burning The wind brings in the morning even sooner than the birds. It’s covered in smoke. One sniff— clean-moist-grass    dirt-tumbled-down-from-the-night-before peeling-eucalyptus    the-promise-of-heat —All the smells are smudged with ash. Fire. Not here, but close enough. There’s no direction it’s not. Enough reason for me to get back home, but I stand on the stone steps, motionless, as the darkness yields to shreds of new sky.  I wait, telling myself I’m not waiting.  The nests above on either side of the steps are quiet, and no signs of movement in those clustered below. That’s another reason I know it’s…

Over the Archipelagoes to You by Sarah E. Ruhlen

  These are the things Walt will eat: Mondays: Box macaroni and cheese, the macaroni shaped like Pac-Man and ghosts. Tuesdays: Personal-size frozen pizza. Mel cuts a thin wedge from the pizza and arranges the pepperoni so that it looks like an eye. Wednesdays: Frozen burritos. Mel cuts a circle out of a slice of orange cheese, cuts a wedge and an eye into the circle, and lays it on the pale skin of the burrito when it is hot from the microwave. Thursdays: Canned Pac-Man pasta in spaghetti sauce. Fridays: Round fish patties with a wedge cut out for…

The Airbnb Guest by Sevde Kaldiroglu

    Mana was happy that her Airbnb listing got booked the day she put it up. His name was Alex. He hadn’t asked any questions prior to booking, even about the location or amenities. It was surprising, given the many inquisitive guests she’d had in the past at her old apartment. Perhaps she’d done a better job with the listing photos this time. The moment the booking notification popped up on her phone, she started rushing through her online meeting with her manager. There was so much to do to get the place ready. Yes, yes, she nodded to…

A History of Heartache by Patrick Strickland

  When Ma starts in on me again, she’s splashing gas station cabernet into an old, cracked coffee mug, flipping the bottle top-down and filling it to the lip. The springs from the pullout couch dig into my ass, and I can’t get comfortable. Ma grabs the remote and hits mute. A guy on the tube sobs silently, his head in his hands. He lost someone he loves, I guess, but who hasn’t? I listen to noise claw all about the trailer—dishwasher whooshing, dryer thumping, strays scraping at the back door. Nothing’s out of the ordinary, not really, but it’s…

Lobsters by Dean Jamieson

  Here’s how it happened: They were all packed tight inside a tiny apartment. Lena, Milo, August and the others, all the girls in children’s shirts and all the guys in pants four sizes too big. They drank rum and Cokes first, sipping out of mugs, spilling brown liquid on the rug, laughing it up, “ha, ha.” Milo brought coke, more baby laxative than coke, but it was pretty good anyway. Lena saw ghosts in her peripheral and talked with feeling and eloquence about absolutely nothing. She liked Milo. He had an awkward kind of grace, like he knew how…

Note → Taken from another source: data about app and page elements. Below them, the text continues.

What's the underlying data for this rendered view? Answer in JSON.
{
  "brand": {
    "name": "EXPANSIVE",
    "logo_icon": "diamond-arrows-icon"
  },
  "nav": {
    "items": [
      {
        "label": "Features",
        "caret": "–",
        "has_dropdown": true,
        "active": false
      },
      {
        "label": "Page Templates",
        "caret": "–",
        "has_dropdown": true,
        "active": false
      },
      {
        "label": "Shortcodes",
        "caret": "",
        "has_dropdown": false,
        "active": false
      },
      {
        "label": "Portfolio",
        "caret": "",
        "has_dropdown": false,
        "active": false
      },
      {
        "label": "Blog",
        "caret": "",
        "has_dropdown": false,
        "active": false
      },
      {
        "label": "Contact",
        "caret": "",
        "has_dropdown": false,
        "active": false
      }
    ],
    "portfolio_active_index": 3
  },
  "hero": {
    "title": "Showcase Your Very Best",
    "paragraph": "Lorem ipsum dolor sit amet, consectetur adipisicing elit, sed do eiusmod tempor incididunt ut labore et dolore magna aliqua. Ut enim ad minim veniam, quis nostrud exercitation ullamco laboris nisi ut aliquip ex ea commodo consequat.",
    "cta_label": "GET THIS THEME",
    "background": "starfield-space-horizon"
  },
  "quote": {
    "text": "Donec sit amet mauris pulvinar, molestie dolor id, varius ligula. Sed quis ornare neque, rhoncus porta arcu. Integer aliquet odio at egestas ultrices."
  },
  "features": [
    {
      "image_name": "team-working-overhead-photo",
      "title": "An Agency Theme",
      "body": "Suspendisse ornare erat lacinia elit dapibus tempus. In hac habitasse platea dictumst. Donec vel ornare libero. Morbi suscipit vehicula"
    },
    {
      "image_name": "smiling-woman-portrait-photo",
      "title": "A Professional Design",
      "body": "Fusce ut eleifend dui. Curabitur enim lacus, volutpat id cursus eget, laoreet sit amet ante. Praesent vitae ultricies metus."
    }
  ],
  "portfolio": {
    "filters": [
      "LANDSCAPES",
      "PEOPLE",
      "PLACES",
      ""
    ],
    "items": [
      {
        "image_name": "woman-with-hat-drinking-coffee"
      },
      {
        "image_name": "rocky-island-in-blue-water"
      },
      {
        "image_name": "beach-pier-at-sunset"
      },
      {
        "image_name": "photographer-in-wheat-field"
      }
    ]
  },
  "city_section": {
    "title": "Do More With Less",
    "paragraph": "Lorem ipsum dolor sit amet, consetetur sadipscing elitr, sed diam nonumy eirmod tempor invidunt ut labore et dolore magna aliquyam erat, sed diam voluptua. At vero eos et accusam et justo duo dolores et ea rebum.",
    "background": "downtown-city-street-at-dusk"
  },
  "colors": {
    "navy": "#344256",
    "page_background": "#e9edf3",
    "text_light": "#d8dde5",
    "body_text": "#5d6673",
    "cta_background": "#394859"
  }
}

Burnt by Alison Bullock

  by Alison Bullock   When the silver-embossed envelope arrives in the mail, Eleanor’s husband Gerald is practically giddy. It’s from the chief of thoracic surgery over at the hospital where he works as a cardiologist. An invitation to a house-warming party. “This is it,” Gerald says, rising up on his toes. “It’s happening.” The invitation isn’t personal—everyone in the department has been invited, even the nurses, but this doesn’t register with Gerald, who keeps mentioning what an honor it is. “All of the other wives are going,” he tells her. Eleanor sighs in resignation. She hates parties. People always stare…